Please tally the lines below that contain the word "this" and reply with the total alone.
-- Provided material follows --
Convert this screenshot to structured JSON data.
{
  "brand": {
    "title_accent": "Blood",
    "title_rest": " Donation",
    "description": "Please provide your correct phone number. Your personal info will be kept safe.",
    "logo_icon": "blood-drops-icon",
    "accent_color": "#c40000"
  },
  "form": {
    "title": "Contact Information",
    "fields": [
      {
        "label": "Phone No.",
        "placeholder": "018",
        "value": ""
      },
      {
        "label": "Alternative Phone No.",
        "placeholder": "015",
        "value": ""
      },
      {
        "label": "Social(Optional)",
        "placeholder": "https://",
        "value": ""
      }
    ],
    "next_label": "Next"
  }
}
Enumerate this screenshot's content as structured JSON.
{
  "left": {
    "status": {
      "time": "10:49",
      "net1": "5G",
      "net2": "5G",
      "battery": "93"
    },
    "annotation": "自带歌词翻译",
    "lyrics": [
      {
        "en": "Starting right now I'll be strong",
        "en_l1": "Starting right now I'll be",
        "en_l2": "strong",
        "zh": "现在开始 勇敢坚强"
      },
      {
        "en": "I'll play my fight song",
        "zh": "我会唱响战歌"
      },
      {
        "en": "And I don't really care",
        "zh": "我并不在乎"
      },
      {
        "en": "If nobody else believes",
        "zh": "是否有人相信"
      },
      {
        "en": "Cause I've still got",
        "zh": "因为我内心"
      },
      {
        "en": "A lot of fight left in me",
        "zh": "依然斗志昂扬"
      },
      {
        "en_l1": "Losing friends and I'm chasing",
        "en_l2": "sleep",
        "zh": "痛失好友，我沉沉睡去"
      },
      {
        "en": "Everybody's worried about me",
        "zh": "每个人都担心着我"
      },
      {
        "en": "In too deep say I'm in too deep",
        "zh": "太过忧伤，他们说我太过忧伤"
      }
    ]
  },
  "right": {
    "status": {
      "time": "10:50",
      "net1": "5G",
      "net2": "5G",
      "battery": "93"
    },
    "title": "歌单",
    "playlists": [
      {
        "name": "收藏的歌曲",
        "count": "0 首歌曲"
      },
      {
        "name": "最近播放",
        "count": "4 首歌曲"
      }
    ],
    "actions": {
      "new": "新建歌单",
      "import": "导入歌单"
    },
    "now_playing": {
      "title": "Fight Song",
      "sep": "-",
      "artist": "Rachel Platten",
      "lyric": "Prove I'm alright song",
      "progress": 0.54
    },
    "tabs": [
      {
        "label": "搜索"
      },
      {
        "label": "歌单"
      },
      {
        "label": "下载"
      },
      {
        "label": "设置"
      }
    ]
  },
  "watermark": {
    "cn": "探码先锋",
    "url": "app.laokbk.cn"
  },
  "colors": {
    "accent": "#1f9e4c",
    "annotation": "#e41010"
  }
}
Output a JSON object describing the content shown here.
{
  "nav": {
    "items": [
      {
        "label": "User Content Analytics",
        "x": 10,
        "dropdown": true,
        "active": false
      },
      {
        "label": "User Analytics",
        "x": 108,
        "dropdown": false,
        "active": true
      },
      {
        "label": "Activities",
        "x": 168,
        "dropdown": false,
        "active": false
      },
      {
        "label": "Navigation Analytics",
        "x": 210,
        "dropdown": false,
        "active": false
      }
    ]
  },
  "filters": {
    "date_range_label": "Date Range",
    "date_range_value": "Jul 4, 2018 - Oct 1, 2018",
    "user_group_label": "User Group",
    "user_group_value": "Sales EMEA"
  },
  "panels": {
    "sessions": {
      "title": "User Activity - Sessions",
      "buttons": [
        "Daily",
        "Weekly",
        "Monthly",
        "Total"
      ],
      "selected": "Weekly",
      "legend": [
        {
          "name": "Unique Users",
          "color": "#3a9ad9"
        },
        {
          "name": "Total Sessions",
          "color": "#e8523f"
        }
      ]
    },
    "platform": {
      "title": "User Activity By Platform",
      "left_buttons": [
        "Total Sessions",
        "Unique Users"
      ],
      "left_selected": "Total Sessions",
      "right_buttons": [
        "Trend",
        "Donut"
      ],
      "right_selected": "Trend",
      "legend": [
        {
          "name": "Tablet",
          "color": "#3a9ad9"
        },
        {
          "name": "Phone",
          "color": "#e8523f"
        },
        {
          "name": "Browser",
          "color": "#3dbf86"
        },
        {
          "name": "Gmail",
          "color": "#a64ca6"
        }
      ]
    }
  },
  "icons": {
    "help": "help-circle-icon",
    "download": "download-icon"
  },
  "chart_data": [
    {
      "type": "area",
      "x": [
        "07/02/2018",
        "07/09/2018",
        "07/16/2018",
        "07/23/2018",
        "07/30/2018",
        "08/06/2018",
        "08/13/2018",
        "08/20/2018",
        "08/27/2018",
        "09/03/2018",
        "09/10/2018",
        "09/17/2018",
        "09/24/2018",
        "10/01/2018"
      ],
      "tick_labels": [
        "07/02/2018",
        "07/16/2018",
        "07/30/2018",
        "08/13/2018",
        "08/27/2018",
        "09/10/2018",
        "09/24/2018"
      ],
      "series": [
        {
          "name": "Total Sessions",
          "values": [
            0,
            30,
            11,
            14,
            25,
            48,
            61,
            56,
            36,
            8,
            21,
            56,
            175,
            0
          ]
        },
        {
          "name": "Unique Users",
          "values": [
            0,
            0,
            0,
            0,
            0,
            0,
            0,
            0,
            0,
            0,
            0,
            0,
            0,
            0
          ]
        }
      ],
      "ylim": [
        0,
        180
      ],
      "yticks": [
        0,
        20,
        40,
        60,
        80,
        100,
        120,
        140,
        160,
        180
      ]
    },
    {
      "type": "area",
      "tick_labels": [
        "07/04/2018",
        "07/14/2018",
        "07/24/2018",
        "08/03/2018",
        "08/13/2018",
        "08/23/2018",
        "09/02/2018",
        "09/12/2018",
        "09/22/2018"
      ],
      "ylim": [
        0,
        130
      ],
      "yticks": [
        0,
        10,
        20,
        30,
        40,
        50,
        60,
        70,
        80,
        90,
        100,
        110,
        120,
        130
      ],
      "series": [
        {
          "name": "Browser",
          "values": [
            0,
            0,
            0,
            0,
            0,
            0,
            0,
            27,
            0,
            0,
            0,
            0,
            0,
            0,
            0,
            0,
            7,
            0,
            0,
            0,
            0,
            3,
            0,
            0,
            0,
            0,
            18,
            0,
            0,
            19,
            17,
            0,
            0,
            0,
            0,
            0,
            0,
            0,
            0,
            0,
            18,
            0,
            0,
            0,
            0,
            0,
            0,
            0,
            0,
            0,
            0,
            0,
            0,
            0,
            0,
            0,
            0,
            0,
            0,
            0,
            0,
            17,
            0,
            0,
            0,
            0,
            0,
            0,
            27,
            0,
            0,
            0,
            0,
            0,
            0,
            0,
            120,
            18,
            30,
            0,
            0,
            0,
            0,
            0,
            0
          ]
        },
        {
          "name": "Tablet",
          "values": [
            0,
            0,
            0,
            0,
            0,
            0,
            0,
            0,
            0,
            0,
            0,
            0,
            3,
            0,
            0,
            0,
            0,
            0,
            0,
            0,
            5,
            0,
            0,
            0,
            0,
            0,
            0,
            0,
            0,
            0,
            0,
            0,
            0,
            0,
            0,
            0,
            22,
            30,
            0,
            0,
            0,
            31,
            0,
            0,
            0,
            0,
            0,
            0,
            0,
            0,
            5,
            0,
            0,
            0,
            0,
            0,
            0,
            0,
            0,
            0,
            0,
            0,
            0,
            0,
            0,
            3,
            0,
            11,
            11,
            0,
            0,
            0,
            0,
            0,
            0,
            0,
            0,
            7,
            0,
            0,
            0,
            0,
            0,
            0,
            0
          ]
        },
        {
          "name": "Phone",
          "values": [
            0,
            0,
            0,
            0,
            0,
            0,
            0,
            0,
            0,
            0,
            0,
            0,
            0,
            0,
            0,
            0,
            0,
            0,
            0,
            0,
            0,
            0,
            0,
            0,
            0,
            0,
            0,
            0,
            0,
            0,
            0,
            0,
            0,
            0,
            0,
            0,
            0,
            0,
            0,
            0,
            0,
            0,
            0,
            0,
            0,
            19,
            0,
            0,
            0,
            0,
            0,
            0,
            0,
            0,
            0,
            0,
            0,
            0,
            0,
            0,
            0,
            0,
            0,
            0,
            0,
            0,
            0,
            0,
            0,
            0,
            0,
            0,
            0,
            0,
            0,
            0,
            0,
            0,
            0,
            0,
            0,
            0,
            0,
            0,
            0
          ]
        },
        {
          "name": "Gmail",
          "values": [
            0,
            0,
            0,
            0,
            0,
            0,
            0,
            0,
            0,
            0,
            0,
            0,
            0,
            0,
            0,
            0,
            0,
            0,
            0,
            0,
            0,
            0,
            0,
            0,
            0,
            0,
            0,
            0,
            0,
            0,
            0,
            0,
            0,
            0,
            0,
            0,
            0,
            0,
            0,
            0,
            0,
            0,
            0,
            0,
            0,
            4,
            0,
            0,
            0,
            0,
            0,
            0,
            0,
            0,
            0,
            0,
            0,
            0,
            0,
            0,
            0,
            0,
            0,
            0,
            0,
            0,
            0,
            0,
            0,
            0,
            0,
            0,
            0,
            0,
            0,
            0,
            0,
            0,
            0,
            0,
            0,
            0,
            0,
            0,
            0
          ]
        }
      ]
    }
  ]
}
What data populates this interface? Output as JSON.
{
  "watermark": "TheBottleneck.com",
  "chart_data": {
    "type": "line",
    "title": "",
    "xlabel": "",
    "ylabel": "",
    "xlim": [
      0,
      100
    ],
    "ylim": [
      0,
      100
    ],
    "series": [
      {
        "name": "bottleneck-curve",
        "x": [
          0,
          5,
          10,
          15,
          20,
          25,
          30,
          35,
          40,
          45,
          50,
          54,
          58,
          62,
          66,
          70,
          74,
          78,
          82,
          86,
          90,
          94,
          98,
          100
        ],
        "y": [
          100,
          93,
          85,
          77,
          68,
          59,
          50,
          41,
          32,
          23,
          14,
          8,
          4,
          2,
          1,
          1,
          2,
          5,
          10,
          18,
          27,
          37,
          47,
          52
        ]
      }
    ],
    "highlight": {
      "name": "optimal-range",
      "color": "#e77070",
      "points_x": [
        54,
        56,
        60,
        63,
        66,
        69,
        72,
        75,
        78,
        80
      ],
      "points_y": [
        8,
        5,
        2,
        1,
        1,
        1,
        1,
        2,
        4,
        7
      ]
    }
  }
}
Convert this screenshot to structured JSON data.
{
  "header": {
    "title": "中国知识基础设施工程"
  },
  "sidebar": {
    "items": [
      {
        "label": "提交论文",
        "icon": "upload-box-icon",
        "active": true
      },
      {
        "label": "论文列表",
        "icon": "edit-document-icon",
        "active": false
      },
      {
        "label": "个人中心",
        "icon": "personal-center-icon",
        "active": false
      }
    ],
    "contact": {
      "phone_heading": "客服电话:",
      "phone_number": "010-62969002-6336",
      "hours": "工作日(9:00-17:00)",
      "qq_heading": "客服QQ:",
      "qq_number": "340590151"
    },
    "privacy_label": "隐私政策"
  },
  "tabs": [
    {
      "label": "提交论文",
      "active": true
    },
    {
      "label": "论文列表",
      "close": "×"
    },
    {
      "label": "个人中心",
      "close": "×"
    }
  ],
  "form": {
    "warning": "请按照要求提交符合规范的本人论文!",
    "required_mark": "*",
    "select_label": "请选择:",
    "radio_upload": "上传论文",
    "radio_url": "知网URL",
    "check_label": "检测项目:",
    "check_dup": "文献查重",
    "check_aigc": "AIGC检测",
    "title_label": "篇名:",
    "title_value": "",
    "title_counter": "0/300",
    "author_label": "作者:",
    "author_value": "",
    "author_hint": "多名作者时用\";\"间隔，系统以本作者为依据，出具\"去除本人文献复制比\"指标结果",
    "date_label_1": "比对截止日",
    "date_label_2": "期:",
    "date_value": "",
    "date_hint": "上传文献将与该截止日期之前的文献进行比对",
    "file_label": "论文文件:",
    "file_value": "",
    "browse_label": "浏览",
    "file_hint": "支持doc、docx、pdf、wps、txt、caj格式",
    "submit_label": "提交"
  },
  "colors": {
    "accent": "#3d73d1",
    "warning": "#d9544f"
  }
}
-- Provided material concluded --
The completed task
4